Element data from apps and pages:
* * * * *
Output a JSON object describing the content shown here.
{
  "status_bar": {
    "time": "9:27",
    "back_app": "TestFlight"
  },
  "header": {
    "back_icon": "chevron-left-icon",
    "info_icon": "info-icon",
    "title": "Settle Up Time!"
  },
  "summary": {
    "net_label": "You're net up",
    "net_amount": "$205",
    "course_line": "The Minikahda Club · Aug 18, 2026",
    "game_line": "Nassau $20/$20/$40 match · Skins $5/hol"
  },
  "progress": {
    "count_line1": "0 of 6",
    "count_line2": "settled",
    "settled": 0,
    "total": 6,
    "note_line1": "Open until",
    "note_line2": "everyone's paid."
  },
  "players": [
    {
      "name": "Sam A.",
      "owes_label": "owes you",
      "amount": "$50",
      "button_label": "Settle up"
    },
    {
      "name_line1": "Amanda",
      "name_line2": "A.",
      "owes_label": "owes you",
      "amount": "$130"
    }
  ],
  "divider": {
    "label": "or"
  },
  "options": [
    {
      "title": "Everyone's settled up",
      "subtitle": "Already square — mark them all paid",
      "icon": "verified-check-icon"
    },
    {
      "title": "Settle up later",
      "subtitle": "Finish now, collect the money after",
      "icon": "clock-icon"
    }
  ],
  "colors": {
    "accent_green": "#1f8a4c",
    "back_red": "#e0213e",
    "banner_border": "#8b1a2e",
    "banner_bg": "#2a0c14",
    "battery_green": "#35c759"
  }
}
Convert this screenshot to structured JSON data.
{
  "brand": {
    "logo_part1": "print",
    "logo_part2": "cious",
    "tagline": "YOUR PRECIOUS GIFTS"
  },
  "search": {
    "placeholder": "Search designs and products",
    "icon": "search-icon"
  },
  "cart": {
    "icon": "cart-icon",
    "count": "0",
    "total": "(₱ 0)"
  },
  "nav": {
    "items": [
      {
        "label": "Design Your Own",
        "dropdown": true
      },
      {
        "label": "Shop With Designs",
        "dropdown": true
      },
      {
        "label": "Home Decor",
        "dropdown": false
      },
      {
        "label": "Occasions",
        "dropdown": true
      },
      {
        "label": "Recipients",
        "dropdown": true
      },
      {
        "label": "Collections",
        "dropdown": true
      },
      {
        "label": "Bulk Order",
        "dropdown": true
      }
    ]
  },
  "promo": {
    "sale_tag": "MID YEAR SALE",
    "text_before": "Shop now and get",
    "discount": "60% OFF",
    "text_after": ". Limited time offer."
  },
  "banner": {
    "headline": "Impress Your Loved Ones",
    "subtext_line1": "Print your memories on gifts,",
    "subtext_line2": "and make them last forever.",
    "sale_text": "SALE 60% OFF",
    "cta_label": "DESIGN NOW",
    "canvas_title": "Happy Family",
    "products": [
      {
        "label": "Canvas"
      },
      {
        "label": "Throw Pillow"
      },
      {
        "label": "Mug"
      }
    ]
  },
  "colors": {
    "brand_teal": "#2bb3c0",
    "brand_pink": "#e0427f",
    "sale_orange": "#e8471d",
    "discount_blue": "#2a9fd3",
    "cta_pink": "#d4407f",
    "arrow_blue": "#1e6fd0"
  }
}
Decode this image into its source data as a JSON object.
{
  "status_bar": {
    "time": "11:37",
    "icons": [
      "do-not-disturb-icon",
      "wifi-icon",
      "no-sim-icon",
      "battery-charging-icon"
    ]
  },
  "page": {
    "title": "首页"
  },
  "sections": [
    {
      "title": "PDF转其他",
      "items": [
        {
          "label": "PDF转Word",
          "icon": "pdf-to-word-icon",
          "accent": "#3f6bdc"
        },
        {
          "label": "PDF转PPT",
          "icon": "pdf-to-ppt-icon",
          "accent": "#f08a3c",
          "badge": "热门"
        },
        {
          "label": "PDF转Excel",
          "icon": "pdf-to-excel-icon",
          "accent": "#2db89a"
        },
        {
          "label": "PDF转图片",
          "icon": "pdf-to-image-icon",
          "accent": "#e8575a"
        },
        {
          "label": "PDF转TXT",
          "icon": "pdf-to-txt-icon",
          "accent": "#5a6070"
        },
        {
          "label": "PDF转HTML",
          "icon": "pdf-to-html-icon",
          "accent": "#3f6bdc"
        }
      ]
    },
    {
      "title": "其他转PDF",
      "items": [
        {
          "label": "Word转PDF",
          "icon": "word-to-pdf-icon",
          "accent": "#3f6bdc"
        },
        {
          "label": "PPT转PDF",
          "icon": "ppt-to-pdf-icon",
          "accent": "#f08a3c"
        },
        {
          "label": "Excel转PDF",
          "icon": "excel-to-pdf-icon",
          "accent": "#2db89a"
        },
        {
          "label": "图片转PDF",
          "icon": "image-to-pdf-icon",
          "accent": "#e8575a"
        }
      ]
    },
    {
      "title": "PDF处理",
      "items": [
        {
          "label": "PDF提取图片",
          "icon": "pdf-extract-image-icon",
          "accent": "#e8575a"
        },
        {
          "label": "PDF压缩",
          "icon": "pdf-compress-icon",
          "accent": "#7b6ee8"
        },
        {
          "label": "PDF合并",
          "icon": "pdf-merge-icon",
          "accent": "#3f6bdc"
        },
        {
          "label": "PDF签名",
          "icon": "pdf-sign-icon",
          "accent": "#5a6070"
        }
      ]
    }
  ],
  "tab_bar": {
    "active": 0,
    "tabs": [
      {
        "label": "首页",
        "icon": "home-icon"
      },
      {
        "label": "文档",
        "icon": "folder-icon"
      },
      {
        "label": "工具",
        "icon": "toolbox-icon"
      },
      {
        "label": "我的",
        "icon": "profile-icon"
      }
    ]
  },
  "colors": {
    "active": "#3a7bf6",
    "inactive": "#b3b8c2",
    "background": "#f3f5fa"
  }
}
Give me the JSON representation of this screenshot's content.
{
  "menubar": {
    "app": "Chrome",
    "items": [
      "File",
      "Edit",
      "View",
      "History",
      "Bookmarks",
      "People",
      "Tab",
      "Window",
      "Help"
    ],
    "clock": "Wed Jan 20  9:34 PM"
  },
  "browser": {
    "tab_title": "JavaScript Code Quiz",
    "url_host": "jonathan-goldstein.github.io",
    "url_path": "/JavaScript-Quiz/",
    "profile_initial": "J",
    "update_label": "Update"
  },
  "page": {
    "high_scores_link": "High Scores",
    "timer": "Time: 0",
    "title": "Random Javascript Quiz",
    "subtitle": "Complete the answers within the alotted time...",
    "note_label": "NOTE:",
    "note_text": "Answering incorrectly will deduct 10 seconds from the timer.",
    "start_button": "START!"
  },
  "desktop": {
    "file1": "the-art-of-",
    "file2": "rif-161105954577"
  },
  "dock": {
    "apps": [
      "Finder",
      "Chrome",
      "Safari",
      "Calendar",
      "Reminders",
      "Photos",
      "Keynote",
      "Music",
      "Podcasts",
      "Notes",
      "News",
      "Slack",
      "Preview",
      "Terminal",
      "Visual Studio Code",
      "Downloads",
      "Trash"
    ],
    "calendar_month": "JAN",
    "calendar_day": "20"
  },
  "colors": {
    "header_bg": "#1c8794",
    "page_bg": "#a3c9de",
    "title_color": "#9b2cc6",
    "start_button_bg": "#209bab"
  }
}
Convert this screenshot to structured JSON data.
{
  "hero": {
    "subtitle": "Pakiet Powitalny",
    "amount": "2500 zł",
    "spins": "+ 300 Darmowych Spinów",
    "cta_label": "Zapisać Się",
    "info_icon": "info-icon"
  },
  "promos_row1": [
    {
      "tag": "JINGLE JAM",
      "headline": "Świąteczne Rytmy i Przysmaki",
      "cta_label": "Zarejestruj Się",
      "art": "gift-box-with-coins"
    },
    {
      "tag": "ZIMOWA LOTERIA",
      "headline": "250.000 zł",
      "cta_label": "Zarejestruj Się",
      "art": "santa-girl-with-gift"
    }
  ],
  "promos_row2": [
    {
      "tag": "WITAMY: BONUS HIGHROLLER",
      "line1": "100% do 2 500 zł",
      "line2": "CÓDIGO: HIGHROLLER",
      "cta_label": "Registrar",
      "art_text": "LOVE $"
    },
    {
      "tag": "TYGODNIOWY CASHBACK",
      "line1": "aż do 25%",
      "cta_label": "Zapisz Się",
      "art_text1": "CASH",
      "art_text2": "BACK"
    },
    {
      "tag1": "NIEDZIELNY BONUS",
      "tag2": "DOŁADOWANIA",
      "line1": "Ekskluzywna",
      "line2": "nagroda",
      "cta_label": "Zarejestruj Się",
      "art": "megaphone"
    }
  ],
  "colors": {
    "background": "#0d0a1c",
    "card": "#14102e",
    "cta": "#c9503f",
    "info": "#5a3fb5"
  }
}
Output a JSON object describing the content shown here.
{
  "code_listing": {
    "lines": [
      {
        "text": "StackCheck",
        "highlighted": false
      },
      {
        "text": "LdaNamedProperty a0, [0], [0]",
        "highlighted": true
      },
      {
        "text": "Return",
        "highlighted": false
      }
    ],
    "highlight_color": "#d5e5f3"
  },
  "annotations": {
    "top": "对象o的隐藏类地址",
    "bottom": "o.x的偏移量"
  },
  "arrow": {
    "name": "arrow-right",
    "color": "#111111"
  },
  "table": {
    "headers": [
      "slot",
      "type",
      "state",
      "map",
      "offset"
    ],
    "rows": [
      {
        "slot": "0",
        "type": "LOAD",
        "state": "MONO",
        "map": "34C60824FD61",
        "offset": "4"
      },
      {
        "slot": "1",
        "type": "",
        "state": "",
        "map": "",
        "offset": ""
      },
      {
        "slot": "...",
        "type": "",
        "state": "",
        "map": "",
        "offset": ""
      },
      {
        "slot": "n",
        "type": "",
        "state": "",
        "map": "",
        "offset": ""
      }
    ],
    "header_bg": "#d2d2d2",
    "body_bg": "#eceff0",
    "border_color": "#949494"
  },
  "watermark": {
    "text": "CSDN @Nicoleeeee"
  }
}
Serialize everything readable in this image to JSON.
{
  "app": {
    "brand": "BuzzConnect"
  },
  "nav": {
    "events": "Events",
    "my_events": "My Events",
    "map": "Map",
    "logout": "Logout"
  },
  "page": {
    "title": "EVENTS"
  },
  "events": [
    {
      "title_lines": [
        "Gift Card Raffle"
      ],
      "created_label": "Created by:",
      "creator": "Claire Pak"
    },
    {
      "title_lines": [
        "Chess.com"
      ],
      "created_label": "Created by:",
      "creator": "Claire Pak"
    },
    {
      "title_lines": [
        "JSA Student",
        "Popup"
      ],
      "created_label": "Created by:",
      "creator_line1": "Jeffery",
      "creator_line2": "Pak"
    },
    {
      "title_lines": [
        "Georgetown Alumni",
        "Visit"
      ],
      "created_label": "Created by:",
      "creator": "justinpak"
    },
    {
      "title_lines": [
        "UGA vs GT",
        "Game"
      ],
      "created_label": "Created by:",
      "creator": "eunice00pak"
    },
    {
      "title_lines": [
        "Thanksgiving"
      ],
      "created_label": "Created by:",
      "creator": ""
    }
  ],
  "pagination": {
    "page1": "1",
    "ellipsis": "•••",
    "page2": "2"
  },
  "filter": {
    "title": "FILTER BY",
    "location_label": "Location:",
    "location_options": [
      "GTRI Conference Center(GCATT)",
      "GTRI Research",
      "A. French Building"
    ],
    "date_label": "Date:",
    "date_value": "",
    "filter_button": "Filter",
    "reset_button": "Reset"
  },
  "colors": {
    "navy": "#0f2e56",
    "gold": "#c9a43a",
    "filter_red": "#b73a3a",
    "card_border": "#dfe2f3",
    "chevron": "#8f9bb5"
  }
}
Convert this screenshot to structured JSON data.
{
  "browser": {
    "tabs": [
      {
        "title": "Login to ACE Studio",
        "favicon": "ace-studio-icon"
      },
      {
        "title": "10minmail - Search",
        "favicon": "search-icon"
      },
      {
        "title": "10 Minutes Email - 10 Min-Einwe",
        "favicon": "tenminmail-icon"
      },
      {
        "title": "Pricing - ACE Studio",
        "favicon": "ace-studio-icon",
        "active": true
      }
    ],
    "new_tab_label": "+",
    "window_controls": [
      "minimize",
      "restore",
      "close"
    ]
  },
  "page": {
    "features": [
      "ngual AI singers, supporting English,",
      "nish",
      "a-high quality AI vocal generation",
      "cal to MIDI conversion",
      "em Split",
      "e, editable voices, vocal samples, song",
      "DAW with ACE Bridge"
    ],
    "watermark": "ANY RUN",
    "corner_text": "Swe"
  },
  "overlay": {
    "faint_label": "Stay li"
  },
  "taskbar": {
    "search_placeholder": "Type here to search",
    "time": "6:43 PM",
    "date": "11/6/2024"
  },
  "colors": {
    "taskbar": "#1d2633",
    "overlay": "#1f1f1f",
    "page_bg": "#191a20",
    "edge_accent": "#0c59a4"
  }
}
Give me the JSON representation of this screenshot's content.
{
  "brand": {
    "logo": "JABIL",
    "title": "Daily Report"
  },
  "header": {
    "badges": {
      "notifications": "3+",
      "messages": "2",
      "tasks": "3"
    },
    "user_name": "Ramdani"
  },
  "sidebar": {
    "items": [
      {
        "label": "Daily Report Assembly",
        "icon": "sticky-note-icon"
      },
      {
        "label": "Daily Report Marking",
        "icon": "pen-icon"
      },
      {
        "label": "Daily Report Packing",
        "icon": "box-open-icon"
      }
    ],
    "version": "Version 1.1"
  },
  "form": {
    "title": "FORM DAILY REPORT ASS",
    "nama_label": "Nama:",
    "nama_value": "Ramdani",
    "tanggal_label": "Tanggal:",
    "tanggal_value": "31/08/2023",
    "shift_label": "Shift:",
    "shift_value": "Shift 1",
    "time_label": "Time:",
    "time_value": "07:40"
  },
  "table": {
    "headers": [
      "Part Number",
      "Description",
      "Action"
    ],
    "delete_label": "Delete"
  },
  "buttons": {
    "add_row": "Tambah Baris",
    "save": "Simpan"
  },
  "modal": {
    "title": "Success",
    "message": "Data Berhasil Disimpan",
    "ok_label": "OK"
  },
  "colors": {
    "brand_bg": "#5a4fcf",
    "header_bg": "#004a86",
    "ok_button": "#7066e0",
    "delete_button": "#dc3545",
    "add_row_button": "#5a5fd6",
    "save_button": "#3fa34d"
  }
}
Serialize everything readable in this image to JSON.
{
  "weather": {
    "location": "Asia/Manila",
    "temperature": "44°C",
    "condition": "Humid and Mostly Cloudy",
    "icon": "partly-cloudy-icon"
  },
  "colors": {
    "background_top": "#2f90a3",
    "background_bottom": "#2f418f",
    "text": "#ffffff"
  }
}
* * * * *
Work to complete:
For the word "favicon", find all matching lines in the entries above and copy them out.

Reply to the exercise:
        "favicon": "ace-studio-icon"
        "favicon": "search-icon"
        "favicon": "tenminmail-icon"
        "favicon": "ace-studio-icon",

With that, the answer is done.